## TASK STATEMENT:
Tally the lines in the data below where the word "ГОСТ" appears, and give the tally alone.

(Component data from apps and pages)
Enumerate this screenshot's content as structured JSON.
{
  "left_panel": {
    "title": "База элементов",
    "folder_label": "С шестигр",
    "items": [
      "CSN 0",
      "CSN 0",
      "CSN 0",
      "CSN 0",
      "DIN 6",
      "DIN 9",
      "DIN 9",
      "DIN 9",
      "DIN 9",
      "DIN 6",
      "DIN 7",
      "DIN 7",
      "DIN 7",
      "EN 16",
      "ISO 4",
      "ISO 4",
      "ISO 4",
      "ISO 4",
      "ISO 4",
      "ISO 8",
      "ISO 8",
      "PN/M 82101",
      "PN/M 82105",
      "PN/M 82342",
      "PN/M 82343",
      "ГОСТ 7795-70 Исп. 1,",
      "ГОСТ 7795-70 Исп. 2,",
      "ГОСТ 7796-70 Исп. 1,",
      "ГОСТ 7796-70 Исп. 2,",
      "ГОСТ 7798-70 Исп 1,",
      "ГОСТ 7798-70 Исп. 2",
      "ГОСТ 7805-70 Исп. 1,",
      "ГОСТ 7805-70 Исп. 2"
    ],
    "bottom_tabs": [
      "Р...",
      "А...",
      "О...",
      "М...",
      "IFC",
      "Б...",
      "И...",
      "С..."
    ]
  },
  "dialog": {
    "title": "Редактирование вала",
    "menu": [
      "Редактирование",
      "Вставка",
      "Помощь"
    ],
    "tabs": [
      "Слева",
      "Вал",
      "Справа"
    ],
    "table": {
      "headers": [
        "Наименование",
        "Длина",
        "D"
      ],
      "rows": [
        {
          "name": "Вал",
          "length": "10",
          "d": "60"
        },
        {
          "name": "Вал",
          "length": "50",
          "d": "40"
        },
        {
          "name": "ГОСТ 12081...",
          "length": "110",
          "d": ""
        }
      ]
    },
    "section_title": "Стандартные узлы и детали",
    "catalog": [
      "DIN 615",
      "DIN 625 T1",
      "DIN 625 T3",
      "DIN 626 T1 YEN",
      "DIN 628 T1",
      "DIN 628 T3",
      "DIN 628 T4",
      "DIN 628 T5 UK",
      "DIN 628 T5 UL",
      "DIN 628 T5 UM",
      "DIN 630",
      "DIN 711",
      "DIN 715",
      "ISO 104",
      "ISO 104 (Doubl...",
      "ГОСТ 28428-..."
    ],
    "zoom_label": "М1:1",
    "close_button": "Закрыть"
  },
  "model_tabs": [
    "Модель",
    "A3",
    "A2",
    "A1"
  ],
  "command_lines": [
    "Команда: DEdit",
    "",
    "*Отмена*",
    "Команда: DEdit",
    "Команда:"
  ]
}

## WRITTEN RESPONSE:
10